(Data about app and page elements)
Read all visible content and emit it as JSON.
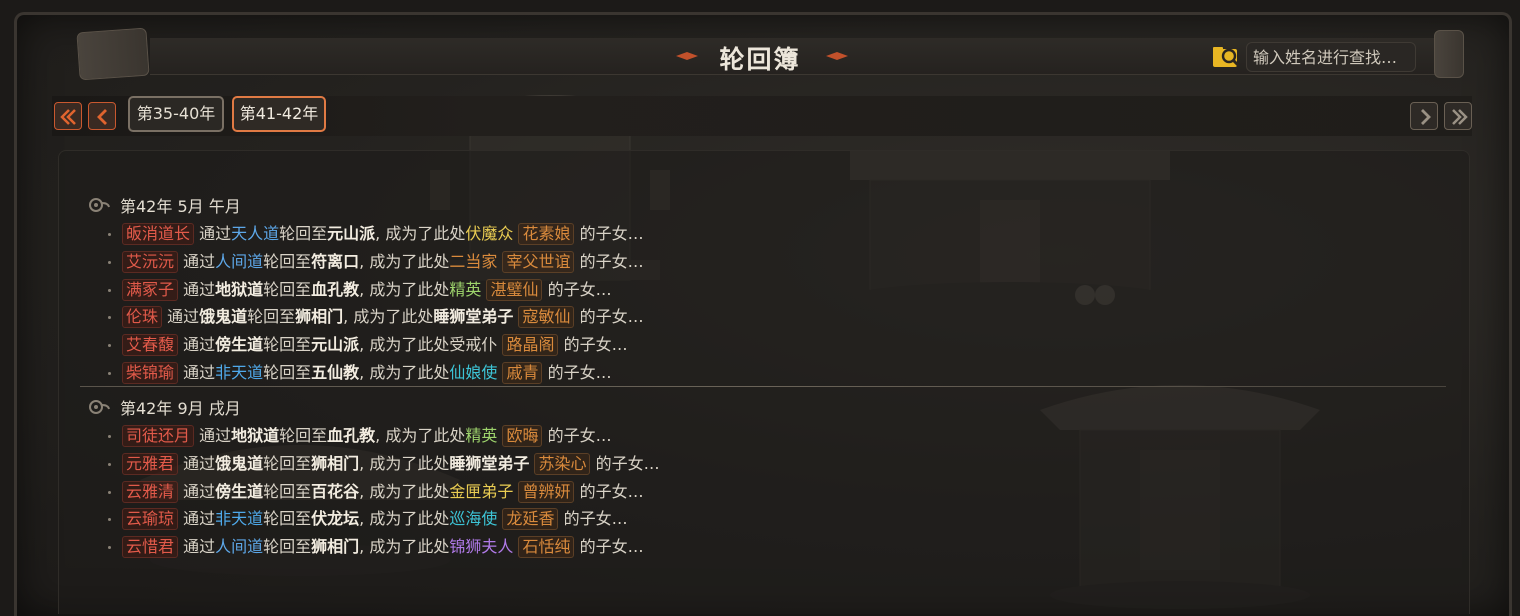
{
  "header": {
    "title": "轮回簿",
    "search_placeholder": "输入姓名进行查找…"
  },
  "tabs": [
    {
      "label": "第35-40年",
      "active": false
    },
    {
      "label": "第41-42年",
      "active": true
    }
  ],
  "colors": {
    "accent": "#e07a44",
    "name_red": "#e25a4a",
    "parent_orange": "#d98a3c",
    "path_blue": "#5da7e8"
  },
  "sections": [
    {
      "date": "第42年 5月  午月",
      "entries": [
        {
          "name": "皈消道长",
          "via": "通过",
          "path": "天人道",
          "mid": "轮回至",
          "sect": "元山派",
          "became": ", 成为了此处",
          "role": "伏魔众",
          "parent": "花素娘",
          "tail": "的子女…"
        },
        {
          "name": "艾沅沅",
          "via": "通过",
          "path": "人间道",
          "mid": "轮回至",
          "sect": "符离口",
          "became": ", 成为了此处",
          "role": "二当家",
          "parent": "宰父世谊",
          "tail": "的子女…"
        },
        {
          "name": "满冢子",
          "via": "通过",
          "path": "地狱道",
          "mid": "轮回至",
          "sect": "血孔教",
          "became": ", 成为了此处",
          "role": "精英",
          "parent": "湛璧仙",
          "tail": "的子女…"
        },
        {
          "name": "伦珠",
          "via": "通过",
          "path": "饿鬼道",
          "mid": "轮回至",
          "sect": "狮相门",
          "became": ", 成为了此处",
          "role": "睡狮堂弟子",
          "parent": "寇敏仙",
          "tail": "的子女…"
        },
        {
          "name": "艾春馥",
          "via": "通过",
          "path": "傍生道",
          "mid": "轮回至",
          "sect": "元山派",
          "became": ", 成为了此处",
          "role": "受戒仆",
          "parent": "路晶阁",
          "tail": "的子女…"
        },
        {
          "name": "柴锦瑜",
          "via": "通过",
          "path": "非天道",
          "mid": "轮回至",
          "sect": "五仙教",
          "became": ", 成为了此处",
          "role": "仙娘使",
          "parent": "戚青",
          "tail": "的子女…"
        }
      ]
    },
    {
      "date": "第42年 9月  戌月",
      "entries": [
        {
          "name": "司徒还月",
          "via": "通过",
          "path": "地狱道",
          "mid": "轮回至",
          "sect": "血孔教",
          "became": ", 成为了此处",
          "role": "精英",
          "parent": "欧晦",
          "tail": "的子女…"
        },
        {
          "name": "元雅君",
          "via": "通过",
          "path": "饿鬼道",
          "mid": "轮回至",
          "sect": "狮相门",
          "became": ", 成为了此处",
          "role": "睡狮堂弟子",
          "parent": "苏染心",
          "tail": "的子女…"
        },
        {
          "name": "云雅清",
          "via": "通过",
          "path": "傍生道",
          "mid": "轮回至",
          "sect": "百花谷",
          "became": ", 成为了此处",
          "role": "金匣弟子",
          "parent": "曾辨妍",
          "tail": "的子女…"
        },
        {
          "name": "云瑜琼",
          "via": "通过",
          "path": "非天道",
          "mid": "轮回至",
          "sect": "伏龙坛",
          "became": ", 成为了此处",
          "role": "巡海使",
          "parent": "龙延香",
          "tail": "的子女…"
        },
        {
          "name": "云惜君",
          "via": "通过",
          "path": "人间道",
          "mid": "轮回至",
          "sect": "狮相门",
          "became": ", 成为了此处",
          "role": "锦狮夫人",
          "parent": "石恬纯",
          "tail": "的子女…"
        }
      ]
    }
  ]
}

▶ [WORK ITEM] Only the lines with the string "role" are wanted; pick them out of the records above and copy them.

▶ [ANSWER FOR THIS EXERCISE]
          "role": "伏魔众",
          "role": "二当家",
          "role": "精英",
          "role": "睡狮堂弟子",
          "role": "受戒仆",
          "role": "仙娘使",
          "role": "精英",
          "role": "睡狮堂弟子",
          "role": "金匣弟子",
          "role": "巡海使",
          "role": "锦狮夫人",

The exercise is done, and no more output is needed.